|International Classification||E21B43/116, E21B43/117|
|Aug 10, 1981||AS||Assignment|
Owner name: SCHLUMBERGER TECHNOLOGY CORPORATION, 5000 GULF FRE
Free format text: ASSIGNMENT OF ASSIGNORS INTEREST.;ASSIGNORS:POTTIER, ALAIN;CHESNEL, PIERRE;REEL/FRAME:003910/0676;SIGNING DATES FROM 19810727 TO 19810728
|Mar 28, 1988||FPAY||Fee payment|
Year of fee payment: 4
|Jul 20, 1992||FPAY||Fee payment|

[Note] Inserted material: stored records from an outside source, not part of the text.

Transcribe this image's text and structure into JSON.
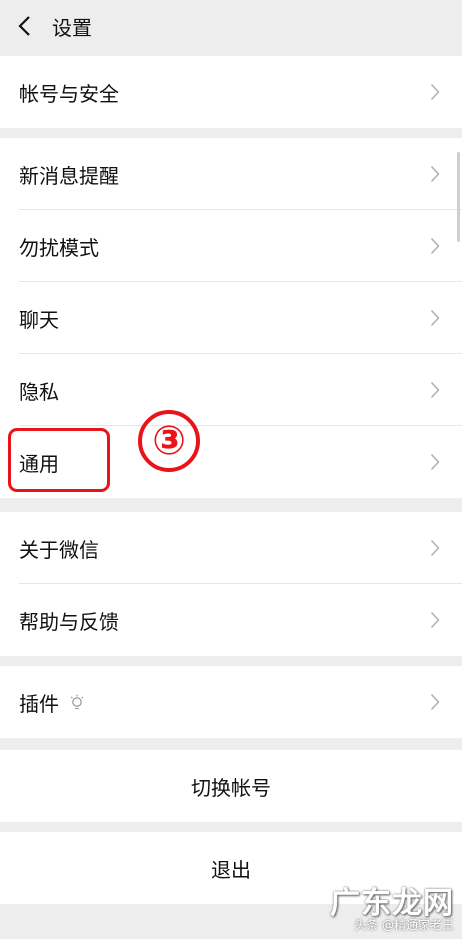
{
  "header": {
    "title": "设置"
  },
  "groups": {
    "account": [
      "帐号与安全"
    ],
    "main": [
      "新消息提醒",
      "勿扰模式",
      "聊天",
      "隐私",
      "通用"
    ],
    "about": [
      "关于微信",
      "帮助与反馈"
    ],
    "plugins": [
      "插件"
    ]
  },
  "actions": {
    "switch_account": "切换帐号",
    "logout": "退出"
  },
  "annotation": {
    "step": "③",
    "color": "#e8131b"
  },
  "watermark": {
    "brand": "广东龙网",
    "caption": "头条 @精通家老王"
  },
  "icons": {
    "back": "chevron-left-icon",
    "row_arrow": "chevron-right-icon",
    "plugin": "lightbulb-icon"
  }
}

Year of fee payment: 8
|Sep 3, 1996||REMI||Maintenance fee reminder mailed|
|Jan 26, 1997||LAPS||Lapse for failure to pay maintenance fees|
|Apr 8, 1997||FP||Expired due to failure to pay maintenance fee|
Effective date: 19970129